We value thoughtful comments representing a range of views that make their point quickly and politely. We make an effort to protect discussions from repeated comments either by the same reader or different readers

We follow the same standards for taste as the daily newspaper. A few things we won't tolerate: personal attacks, obscenity, vulgarity, profanity (including expletives and letters followed by dashes), commercial promotion, impersonations, incoherence, proselytizing and SHOUTING. Don't include URLs to Web sites.

We do not edit comments. They are either approved or deleted. We reserve the right to edit a comment that is quoted or excerpted in an article. In this case, we may fix spelling and punctuation.

We welcome strong opinions and criticism of our work, but we don't want comments to become bogged down with discussions of our policies and we will moderate accordingly.

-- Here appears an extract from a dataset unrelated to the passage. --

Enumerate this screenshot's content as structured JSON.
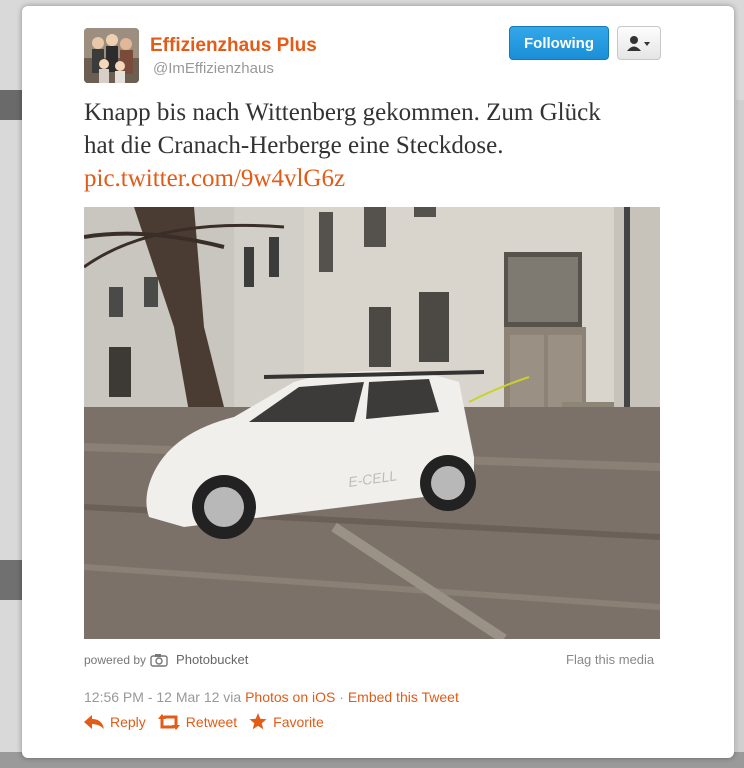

We appreciate it when readers and people quoted in articles or blog posts point out errors of fact or emphasis and will investigate all assertions. But these suggestions should be sent via e-mail. To avoid distracting other readers, we won't publish comments that suggest a correction. Instead, corrections will be made in a blog post or in an article.

click me